published by Pudding House Publications.
at 110 miles per hour
past old memories and forgotten places.
Living life to the lowest expectation,
rushing to be some place else,
but loneliness catches up.
I invite it in for a drink.
- Don Barbera
Don has been a journalist, newspaper editor, news announcer, disk jockey,
photographer, photojournalist, feature writer, pants presser for Lee Jeans,
delivery car driver, television personality and systems consultant. His
most recent publications include a book of essays and a new book of poetry,
it Ropes Like Okra.
Like Moses I stretch my hand
over the sea of red,
of sugar maple, turkey oak and tupelo,
sweetgum and shining sumac.
I glory in each pillar of fire,
spreading crown of burning bush,
candling of tallow tree.
I celebrate the trinity
of red lobed leaves
I cannot hold this world
of flame and fall
too closely to my breast.
-Shirley S. Stevens
Shirley Stevens' publications ijnclude Poet Lore, Christian Century,
English Journal, Squirrel Hill Poets, The First Decade, Pittsburgh Post-Gazette,
and the book
Pronouncing What We Wish to Keep. She is the
English oordinator at Quaker Valley High School and the second vice-president
of St.David's Christian Writers Conference at Geneva College in Beaver
The Night Gravity Gave Up
"If you'll just pass the gravy"
were the last words spoken before blue
separated from red,

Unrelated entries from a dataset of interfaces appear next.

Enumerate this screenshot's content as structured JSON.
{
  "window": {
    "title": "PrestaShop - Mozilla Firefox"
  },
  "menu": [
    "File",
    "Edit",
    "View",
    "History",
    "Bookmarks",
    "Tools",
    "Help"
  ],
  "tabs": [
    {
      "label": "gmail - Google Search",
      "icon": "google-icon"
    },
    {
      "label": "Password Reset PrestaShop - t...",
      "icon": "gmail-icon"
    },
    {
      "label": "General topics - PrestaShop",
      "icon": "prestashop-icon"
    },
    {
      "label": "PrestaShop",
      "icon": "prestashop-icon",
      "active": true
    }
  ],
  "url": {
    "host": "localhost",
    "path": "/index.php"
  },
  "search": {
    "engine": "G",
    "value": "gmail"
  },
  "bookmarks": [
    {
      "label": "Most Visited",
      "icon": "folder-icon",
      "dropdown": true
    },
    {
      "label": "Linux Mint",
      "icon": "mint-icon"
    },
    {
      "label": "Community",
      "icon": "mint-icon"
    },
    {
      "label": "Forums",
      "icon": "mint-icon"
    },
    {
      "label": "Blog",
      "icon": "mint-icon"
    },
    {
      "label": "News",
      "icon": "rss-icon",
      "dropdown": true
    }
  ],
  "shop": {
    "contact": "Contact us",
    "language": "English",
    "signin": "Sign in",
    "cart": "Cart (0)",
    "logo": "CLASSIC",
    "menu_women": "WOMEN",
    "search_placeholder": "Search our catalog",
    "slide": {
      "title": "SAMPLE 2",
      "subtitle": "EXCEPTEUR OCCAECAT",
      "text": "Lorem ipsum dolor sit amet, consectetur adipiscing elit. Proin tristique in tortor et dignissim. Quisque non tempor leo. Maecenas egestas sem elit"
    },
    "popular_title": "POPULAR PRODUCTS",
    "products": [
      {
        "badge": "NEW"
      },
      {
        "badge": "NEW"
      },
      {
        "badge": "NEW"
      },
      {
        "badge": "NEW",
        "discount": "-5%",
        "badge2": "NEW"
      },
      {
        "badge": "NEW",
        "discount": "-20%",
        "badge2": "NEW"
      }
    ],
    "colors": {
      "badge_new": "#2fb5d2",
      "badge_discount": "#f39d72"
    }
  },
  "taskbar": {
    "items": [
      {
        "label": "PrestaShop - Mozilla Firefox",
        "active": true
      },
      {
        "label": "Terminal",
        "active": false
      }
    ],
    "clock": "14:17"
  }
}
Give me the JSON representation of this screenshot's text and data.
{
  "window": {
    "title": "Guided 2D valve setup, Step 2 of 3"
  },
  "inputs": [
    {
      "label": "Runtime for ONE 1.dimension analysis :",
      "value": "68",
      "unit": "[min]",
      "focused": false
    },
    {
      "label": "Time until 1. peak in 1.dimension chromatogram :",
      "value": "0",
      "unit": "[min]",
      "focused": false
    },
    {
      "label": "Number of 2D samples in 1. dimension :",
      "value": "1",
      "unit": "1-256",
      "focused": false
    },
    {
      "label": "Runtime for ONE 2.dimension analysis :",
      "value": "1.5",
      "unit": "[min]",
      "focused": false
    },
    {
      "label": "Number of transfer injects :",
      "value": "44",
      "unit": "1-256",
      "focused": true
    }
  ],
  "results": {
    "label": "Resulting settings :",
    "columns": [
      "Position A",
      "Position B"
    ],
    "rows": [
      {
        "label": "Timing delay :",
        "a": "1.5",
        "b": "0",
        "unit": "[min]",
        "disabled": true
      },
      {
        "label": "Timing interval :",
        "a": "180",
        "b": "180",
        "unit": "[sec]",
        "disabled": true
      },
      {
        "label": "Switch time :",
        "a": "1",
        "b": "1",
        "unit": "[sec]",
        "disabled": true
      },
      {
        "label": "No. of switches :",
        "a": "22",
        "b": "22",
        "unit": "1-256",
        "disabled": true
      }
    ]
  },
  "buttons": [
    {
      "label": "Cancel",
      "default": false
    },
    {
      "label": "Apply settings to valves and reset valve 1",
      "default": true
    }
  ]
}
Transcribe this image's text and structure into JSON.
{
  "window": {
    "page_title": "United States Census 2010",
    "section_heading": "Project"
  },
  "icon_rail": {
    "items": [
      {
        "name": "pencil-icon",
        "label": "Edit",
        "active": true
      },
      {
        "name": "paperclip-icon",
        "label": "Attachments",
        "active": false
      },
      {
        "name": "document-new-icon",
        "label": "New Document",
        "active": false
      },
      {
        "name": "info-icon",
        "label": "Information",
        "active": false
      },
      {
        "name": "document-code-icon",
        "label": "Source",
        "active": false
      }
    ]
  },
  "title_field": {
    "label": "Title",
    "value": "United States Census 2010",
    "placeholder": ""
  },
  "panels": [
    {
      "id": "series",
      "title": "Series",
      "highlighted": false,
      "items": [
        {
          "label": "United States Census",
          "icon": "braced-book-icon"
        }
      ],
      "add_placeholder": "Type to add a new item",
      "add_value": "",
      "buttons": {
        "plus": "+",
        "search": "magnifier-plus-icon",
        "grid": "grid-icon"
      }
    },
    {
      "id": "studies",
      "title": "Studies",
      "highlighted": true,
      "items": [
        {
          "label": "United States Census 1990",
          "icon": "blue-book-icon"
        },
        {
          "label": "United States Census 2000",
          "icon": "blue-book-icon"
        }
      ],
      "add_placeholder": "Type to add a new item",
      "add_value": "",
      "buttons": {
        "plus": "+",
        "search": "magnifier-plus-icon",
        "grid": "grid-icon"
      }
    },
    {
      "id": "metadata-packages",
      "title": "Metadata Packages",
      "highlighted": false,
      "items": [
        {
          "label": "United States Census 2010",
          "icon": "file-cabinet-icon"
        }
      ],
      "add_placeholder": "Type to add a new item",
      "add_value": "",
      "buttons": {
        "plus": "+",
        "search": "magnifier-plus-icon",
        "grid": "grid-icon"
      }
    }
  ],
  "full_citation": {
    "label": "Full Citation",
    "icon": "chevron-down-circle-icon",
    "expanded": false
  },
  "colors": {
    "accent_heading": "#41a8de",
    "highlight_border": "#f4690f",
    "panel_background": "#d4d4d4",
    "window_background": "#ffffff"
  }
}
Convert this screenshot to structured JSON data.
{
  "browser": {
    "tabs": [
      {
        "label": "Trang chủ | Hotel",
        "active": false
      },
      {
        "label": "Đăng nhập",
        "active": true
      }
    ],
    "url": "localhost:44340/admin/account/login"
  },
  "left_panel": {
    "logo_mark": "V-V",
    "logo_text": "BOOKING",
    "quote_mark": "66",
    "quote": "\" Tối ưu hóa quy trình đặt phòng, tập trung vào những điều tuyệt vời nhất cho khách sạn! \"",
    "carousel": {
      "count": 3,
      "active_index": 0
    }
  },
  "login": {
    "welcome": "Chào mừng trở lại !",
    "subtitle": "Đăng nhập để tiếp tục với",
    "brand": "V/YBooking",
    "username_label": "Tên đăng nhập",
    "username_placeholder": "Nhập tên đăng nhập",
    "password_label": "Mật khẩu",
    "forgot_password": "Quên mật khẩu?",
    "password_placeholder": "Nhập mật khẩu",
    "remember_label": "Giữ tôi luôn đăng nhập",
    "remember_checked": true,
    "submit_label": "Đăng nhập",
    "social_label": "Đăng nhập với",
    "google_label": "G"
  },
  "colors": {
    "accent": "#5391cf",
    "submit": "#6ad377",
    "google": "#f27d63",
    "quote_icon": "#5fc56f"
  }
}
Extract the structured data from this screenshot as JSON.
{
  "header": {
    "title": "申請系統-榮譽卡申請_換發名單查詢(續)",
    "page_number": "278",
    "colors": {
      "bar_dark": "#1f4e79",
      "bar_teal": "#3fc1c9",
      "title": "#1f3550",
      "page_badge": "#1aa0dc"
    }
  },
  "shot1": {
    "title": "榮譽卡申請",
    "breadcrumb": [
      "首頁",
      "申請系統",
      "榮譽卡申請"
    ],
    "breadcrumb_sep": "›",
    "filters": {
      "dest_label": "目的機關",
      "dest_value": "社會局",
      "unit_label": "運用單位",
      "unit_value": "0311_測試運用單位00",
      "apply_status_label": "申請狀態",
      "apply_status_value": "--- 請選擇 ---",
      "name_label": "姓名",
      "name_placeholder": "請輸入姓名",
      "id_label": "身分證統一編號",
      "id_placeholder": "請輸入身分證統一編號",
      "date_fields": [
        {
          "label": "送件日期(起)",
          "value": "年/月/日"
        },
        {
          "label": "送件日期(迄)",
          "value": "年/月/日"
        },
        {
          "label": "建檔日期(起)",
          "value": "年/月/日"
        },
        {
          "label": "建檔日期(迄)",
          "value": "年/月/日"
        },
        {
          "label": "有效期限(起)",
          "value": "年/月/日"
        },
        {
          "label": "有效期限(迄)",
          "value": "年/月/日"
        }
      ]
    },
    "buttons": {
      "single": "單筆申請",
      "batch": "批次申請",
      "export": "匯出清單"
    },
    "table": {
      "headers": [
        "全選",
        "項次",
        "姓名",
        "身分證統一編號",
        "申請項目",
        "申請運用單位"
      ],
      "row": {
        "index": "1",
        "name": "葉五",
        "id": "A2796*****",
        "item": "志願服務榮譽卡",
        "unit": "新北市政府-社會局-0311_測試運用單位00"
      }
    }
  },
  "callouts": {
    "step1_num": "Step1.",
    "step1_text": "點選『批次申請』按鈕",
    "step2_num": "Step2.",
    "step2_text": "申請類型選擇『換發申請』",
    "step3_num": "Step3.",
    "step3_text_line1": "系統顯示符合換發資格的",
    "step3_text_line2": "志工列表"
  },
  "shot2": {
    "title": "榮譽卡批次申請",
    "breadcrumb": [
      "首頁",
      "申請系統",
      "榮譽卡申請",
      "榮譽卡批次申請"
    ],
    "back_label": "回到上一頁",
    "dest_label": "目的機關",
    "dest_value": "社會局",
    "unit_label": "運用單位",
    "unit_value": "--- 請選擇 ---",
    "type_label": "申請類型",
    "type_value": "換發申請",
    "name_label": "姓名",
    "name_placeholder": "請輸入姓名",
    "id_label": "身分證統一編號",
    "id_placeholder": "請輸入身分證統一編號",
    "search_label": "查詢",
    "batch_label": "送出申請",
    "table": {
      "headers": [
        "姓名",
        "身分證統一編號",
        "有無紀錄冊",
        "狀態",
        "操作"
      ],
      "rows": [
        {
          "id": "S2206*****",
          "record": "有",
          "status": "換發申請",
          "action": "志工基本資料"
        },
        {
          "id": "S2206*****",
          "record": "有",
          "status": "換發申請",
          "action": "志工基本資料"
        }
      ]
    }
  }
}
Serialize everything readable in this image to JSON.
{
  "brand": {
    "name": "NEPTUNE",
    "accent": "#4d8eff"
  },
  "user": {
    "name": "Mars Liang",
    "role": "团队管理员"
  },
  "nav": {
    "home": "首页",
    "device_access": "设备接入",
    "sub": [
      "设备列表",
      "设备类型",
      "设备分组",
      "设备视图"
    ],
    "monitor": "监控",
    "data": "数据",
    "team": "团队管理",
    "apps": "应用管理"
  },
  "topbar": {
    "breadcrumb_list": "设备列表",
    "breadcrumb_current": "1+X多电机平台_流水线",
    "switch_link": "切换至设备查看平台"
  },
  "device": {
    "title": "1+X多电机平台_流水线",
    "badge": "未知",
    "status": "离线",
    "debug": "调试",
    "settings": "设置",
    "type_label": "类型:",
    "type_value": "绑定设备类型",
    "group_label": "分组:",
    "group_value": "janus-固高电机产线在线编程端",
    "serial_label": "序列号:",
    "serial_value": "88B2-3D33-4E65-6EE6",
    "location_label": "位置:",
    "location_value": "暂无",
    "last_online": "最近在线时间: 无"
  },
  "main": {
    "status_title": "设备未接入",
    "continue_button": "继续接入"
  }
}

the smell of summer pulled
away from the moist sand
of continental edges.
Dinner was over,
the huge vat of meat
rolled and emptied
as sirens zoomed in from all directions.
Those of us hostage to clocks and commerce
relished for the first time
the freedom of nature
turned in on itself, as paper and pens
floated beyond grasp,
and the moon began to bobble
in the felt of night.
A calm spread like milk
through hunger. We reached
out to stars
falling in our laps.
previously published in Snow Monkey
Larry Fontenot makes his home in Sugar Land, Texas. He is a member
of the Twitching Limes Ensemble, a troupe of poets in the Gulf Coast area.
He has had poetry published in Melic Review, Moveo Angelus, Mystic River
Review, Red River Review, RiverSedge, and Sulphur River Literary
Review. Larry was a Featured Poet at the 2000 Houston Poetry Fest.
Larry can be contacted at firstname.lastname@example.org